Top of EXERCISE INPUT

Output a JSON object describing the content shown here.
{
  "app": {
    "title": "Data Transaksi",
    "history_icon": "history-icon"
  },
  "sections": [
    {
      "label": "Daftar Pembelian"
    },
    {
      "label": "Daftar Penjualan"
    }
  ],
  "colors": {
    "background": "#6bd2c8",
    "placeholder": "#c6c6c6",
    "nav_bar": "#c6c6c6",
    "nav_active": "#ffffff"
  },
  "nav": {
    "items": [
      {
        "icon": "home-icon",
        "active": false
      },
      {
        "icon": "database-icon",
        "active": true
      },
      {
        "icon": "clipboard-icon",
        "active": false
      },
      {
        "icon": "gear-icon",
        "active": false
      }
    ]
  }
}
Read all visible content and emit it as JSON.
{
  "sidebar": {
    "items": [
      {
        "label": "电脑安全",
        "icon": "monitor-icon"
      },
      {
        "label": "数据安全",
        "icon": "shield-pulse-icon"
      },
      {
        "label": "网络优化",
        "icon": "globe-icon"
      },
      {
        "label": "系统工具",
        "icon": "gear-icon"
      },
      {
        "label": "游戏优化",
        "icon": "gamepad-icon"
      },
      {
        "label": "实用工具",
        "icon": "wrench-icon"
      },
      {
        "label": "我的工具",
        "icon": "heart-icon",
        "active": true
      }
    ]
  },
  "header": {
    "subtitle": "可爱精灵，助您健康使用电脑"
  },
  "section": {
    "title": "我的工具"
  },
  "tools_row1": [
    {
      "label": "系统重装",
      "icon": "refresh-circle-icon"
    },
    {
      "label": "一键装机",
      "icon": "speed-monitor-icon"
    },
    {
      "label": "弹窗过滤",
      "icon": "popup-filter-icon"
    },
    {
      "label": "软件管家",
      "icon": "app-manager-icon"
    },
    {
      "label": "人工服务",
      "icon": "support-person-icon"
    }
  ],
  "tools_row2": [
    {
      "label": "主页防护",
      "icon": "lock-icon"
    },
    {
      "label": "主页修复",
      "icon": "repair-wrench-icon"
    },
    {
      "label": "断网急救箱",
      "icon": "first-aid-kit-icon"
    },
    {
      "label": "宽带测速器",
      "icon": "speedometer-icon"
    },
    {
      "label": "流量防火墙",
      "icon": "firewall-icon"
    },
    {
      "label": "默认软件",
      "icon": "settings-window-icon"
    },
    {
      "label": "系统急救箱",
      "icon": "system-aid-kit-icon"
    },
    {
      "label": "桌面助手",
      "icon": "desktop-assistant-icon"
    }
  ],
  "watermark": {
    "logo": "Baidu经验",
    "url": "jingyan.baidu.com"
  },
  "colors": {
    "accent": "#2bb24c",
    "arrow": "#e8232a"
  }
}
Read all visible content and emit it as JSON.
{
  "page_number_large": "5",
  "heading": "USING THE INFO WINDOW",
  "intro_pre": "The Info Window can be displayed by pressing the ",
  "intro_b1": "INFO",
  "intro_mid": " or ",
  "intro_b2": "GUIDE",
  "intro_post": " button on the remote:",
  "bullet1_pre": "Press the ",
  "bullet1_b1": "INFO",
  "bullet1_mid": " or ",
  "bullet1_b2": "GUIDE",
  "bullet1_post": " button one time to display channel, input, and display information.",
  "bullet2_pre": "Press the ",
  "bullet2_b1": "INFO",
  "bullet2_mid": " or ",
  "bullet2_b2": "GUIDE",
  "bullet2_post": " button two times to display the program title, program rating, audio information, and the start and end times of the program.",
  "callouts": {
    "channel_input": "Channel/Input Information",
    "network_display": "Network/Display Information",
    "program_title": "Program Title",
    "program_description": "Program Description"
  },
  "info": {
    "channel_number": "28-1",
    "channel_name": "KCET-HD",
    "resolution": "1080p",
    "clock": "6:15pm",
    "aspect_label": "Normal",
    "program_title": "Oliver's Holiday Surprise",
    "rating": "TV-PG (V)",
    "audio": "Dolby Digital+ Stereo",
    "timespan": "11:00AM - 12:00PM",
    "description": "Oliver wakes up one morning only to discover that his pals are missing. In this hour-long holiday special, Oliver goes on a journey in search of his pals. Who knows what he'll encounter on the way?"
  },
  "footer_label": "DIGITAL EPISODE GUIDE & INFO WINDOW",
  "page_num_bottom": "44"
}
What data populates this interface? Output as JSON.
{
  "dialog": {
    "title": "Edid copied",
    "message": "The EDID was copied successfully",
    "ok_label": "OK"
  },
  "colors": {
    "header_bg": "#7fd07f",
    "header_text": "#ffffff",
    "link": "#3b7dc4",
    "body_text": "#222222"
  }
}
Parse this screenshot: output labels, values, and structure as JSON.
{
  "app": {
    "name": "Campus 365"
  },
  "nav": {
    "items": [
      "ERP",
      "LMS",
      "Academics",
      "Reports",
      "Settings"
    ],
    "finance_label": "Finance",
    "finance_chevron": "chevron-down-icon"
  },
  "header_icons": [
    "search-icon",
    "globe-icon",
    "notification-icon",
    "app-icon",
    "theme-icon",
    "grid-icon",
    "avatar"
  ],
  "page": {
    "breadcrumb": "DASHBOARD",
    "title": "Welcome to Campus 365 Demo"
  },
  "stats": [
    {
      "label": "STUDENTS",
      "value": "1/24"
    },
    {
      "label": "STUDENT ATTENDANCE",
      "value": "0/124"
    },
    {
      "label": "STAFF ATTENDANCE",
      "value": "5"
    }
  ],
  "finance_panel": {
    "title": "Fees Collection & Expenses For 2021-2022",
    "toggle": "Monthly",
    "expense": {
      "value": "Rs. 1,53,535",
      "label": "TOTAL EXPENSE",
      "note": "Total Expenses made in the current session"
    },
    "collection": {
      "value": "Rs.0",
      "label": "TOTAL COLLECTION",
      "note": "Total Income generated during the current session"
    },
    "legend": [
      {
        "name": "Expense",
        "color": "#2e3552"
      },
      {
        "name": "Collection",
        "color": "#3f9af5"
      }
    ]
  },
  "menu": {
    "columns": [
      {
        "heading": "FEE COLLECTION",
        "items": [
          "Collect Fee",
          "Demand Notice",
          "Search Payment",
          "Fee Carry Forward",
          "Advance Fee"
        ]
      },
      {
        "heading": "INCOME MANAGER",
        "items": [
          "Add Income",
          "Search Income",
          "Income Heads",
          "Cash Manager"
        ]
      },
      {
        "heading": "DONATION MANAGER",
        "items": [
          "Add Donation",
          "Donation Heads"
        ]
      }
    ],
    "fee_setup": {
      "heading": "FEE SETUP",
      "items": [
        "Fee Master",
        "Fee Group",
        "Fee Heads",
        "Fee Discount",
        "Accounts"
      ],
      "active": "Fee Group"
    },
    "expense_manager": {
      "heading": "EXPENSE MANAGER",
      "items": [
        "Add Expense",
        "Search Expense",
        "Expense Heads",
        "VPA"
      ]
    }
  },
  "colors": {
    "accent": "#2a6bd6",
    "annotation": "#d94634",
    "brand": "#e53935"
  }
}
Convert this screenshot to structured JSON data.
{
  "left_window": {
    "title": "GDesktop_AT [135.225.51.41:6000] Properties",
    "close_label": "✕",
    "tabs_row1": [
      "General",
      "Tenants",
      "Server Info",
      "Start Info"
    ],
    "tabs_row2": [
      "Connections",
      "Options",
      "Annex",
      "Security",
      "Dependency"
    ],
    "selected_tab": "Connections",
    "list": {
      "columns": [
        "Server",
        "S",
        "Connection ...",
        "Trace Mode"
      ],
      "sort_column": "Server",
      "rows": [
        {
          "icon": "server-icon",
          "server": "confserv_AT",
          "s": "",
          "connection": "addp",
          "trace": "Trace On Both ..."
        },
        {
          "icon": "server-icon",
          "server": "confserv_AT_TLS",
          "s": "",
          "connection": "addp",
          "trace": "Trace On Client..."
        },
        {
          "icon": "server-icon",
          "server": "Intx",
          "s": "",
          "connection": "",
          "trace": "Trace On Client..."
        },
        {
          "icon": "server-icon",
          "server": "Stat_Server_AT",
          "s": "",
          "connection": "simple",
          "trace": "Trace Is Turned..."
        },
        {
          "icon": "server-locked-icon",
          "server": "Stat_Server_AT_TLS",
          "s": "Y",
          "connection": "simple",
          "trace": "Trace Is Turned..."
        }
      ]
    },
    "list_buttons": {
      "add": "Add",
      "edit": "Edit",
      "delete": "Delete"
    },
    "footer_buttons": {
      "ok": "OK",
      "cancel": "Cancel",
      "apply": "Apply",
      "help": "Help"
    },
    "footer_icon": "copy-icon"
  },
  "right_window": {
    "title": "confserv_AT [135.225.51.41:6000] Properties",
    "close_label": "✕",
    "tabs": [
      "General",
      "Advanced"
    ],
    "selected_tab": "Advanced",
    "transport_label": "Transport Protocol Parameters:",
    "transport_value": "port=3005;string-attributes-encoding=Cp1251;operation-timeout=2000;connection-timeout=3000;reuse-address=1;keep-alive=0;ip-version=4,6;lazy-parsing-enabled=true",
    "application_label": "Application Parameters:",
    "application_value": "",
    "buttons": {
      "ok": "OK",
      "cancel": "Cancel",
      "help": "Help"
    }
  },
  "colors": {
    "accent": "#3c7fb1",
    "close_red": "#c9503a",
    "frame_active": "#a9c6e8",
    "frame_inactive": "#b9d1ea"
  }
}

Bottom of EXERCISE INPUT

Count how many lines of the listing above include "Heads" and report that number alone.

**RESULT OF THIS EXERCISE:** 4